|Henry Calvert, Senior Director Head of Network 2020|
Mobile technology’s effect on society will get dramatically more beneficial if we allow 5G’s abundant connectivity and intelligence to improve the world, argues Henry Calvert, Senior Director, Head of Network 2020, GSMA. Our challenge is to create the right conditions through global co-operation over standards.
While those in the industry know that empowering machines to communicate without human intervention can create a near-endless array of automated services, these benefits have to be communicated to the public. The term 5G should be associated with an era which delivers safer, more efficient and affordable transport networks and stronger connections. For example, better communications between patients and doctors could then raise public health standards all over the globe.
While previous generations of technology have help alleviate poverty in the developing world, the signature benefits in the 5G era may be far wider reaching. Our report into the 5G era outlines why global cooperation is needed before 5G can deliver its immense benefits by digitising economies and societies.
There is a caveat. Each new service and seamless connection will eat into our finite spectrum resources. The preservation of this precious entity depends on global cooperation. The success of 5G also depends on the adoption of common global standards so that we can all benefit from 5G.
The challenge – which involves a natural resource running out and the need for coordinated global efforts to save it – could provide an opportunity for the mobile industry to show the world how collaboration and unity of purpose can optimise all precious resources.
We worked with members and players across the ecosystem to help define the technologies, identify the spectrum bands and develop business models and policy to bring 5G to life.
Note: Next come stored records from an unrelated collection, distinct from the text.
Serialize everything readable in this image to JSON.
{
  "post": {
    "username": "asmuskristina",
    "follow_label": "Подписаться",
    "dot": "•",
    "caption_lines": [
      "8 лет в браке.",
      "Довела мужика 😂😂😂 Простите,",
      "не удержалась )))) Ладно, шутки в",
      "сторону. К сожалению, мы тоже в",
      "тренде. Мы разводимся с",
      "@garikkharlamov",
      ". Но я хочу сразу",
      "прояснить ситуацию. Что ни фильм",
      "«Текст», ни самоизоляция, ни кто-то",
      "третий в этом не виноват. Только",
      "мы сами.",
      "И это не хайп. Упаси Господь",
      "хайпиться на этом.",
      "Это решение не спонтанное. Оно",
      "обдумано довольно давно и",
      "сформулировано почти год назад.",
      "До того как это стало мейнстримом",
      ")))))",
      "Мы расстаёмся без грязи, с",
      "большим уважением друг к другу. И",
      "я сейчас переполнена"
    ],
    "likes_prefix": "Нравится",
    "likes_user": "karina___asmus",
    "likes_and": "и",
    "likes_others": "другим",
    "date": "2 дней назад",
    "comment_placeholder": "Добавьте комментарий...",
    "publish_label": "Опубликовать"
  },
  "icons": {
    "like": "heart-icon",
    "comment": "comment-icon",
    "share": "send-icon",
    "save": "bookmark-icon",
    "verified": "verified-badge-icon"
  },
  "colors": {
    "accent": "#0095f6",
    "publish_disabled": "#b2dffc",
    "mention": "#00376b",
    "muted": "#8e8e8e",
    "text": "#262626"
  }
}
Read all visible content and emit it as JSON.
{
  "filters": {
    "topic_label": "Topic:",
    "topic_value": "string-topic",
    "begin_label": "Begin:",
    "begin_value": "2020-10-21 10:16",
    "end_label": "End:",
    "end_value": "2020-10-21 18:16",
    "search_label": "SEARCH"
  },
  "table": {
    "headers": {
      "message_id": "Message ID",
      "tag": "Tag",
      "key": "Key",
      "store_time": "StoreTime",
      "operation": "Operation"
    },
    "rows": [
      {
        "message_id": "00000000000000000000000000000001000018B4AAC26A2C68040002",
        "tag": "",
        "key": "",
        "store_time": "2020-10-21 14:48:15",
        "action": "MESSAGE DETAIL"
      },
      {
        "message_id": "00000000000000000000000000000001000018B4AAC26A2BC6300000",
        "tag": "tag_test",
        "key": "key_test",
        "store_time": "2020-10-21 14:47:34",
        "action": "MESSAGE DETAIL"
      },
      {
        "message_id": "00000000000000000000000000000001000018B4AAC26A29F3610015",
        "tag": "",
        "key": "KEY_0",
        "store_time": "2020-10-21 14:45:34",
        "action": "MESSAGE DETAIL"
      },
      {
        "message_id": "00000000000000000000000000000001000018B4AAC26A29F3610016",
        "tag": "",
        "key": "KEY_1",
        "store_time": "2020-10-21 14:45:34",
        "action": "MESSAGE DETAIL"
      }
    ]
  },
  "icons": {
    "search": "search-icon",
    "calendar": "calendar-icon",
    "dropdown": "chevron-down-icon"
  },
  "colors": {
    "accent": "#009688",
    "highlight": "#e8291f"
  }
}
We identified five mobile industry goals for the 5G era:
1. Boundless connectivity for all
2. Innovative delivery of new networks with optimal economics
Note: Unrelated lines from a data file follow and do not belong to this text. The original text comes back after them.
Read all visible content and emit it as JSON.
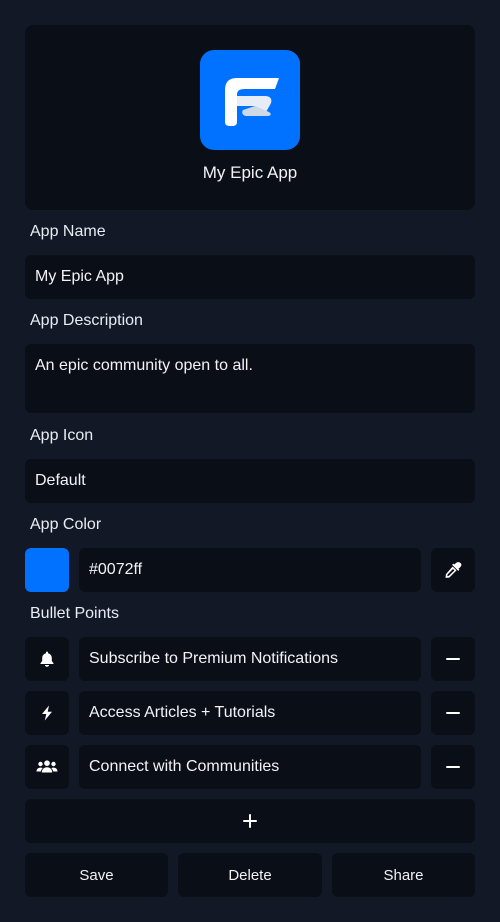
{
  "preview": {
    "app_name": "My Epic App",
    "icon_name": "app-logo-icon",
    "color": "#0072ff"
  },
  "form": {
    "app_name_label": "App Name",
    "app_name_value": "My Epic App",
    "app_description_label": "App Description",
    "app_description_value": "An epic community open to all.",
    "app_icon_label": "App Icon",
    "app_icon_value": "Default",
    "app_color_label": "App Color",
    "app_color_value": "#0072ff",
    "bullet_points_label": "Bullet Points"
  },
  "bullets": [
    {
      "icon": "bell-icon",
      "text": "Subscribe to Premium Notifications"
    },
    {
      "icon": "lightning-icon",
      "text": "Access Articles + Tutorials"
    },
    {
      "icon": "users-icon",
      "text": "Connect with Communities"
    }
  ],
  "actions": {
    "save": "Save",
    "delete": "Delete",
    "share": "Share"
  }
}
3. Accelerated connection and digital transformation of industry verticals
4. A transformed mobile broadband experience
5. Drive growth in new use cases for massive IoT and critical communications services
The mobile industry cannot achieve these goals without unifying around a common technology standard and a set of harmonised 5G spectrum bands. If the goals are achieved, the next job is to find new models for rolling out 5G cost-effectively and generating new revenues.
Initially 5G networks will complement the existing mobile broadband experience. New use cases, linked to massive IoT and critical communications, will follow as operators strike new seams of revenue in key verticals. The GSMA estimates that by 2025, 5G broadband connections will reach 1.1 billion – 12% of total mobile connections – giving operators revenues reaching $1.3 trillion.
All stakeholders need to recognise that benefits should be as universally enjoyed as possible, once rewards for investment and risk have been shared. The dream of a universal 5G could be realized as it is the first mobile technology to be developed within an achievable target of ubiquitous internet access. Currently 60% of the world’s population is covered by 4G networks and at the last count 2.5 billion people were enjoying 3G or 4G networks and services.
It is our view that boundless connectivity is dependent on the harmonised use of multi-access network infrastructure in three major scenarios of usage: indoors, outdoors in town or outdoors in the countryside. While the discipline is the same across all three, our report highlights how the equipment changes and the inherent compatibility challenges those changes create. Indoor 5G macro and small cells might run on low-frequency bands, high-frequency bands or fixed wireless access units. These must be just as integrated as the 5G RANs and low earth orbit satellites used to support the outdoor networks.
The report says 5G can scale rapidly if stakeholders meet five major challenges:
1. Making the business case
2. Managing the spectrum
3. Exploiting each technological improvement and breakthrough
4. Avoiding the fragmentation mistakes of previous generations
5. Judicious regulation
After consultation with 750 operator CEOs on their expectations and plans for the 5G era, interviews with 50 senior managers in the industry, discussions with telecoms financial analysts and engaging university research teams, we have released our 10 Insights For The 5G Era as part of this report. We believe that the 5G era could be the most fundamentally exciting era of connectivity yet – it is up to us all to show the leadership need to fulfill its immense potential.
Click Here to download your copy of the 5G Report.